Click here to view this topic in its original format
|Dextroverse Community > DXM-related News > Officials seek to combat abuse of pharmaceuticals|
|Posted by: drdĒv Oct 6 2007, 04:28 AM|
| Meeting attempts to educate professionals on growing trends.
By now, the most-recent stats are dated.
A 2005 national study found one in five teens report using prescription drugs to get high. One in 10 have used cough medicine for the same purpose.
The problem, though, is current, and becoming more visible in the Springfield area every day.
So Springfield's Community Partnership organized a workshop Thursday to teach officials how to spread the word.
"Prescription and over-the-counter medicine abuse has been increasing dramatically," Community Partnership Administrator Chris Davis told a room packed with dozens of local school, health and law enforcement workers.
They had come to the Doling Park Family Center to learn about the latest trends in medication abuse, and to have information to take back to their co-workers.
The Community Partnership distributed folders containing information on teen medication abuse, as well as tips on organizing a community meeting to address the problem.
Teens often get access to prescription drugs from home, Davis said. They might raid their parents' medicine chest for painkillers or sedatives.

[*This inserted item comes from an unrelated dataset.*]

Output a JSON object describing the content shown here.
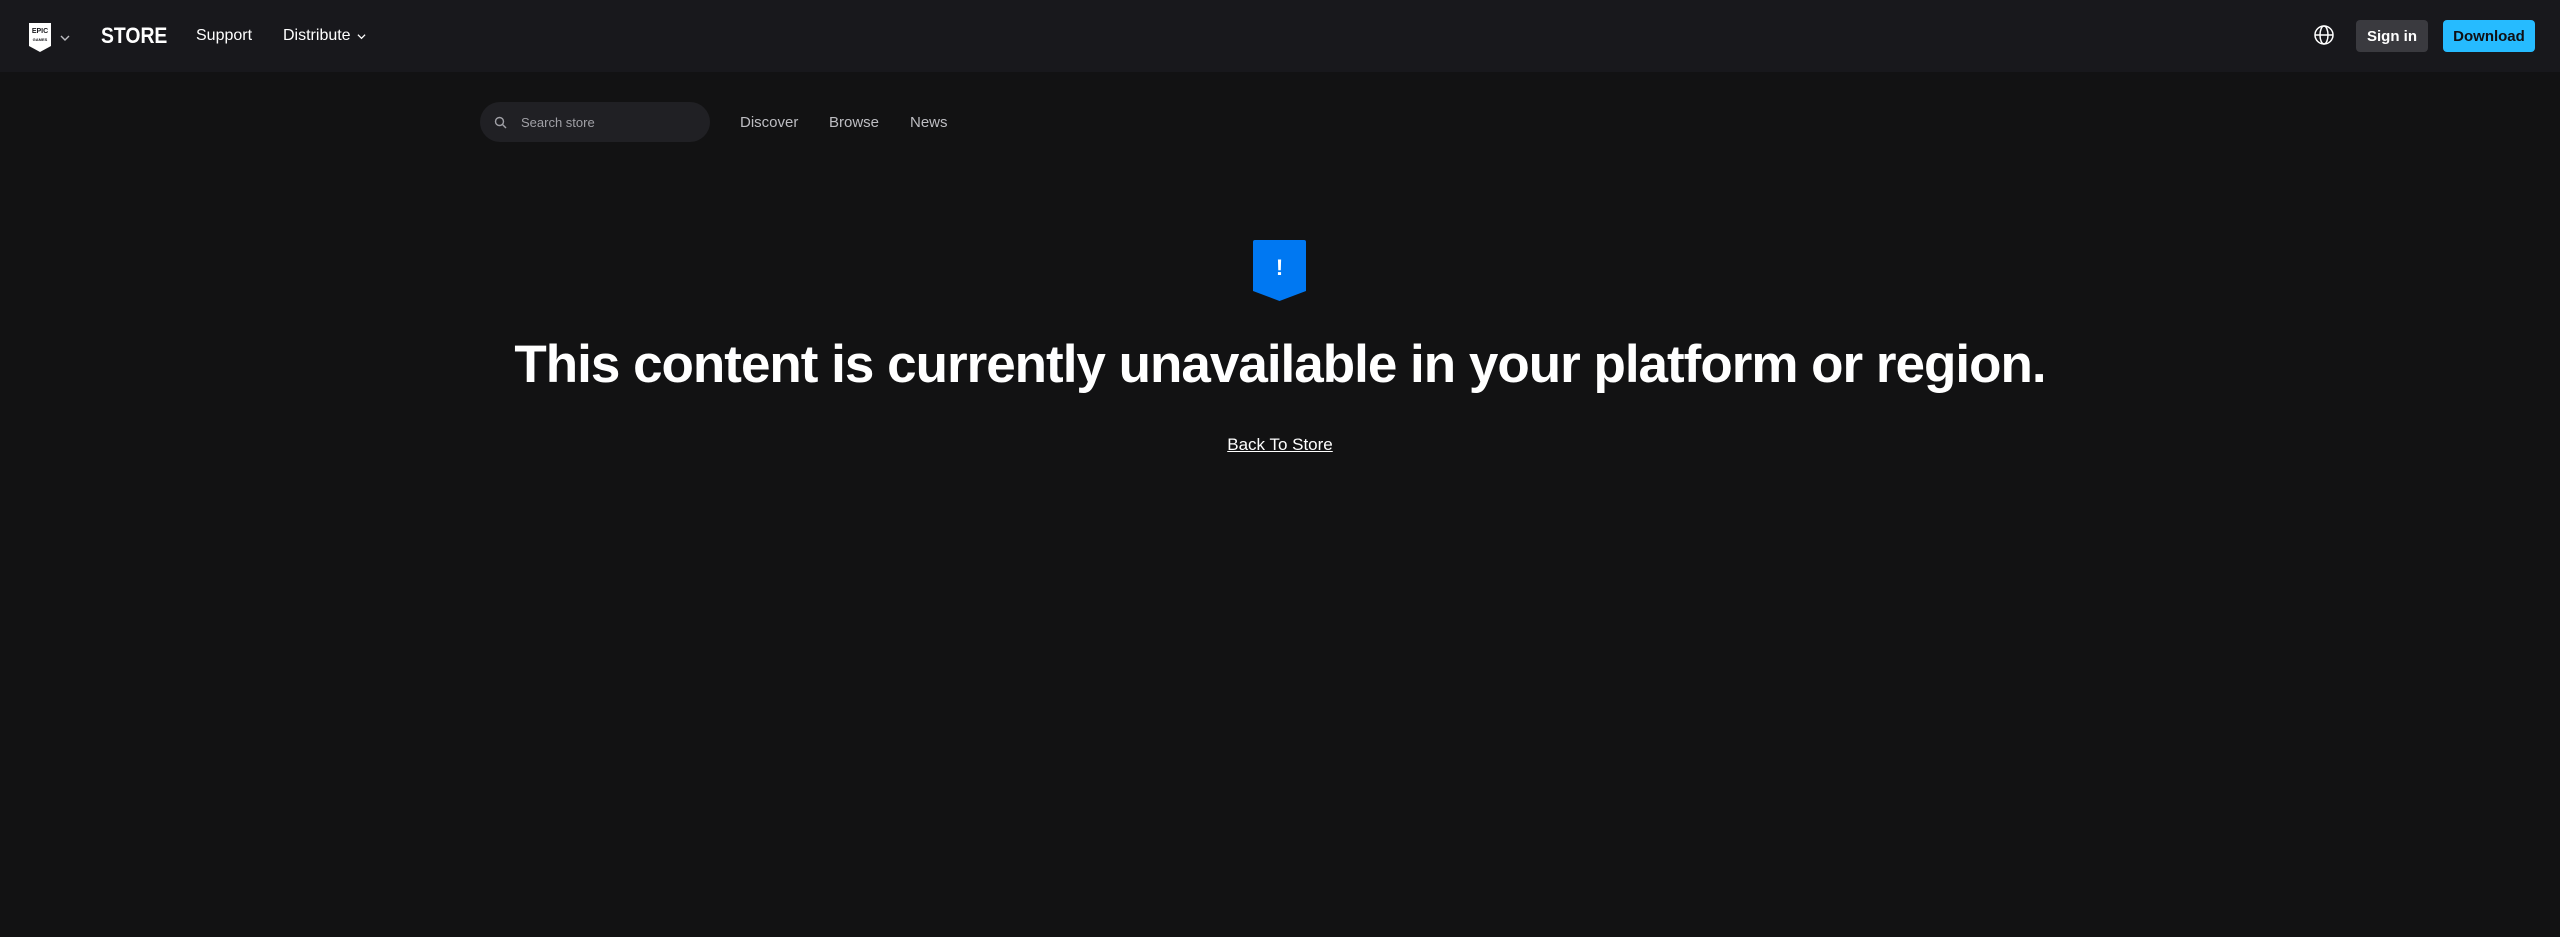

Elders aren't the only source, though: another 2005 study found that 52 percent of teens reported prescription drugs are widely available.
Then there are over-the-counter medications like cough syrup. Taken in high doses, the drugs contained in products such as Robitussin can cause a euphoric sensation. They can also be lethal.
The problem is surely not new, Davis said, but more media coverage has thrown it increasingly into the spotlight.
"A few years ago, you never heard anything about it," Davis said. "It's growing all over."
The sentiment was echoed by many of the seminar's attendees.
"It's a growing concern," said Chad McConnell, a security officer for the Nixa School District. "Our parents ask for help on what signs to pick up on."
McConnell said prescription drug abuse is particularly confounding because it's difficult to detect. He pointed out that, while you can smell marijuana or alcohol, pills have no scent.
That and, as so many teens related in 2005, the drugs are very accessible.
"It's right there in front of them," McConnell said. "It's everywhere."
|Posted by: Reverend Tulasi Oct 16 2007, 04:47 PM|
|Holy shit, I live in Springfield, MO!|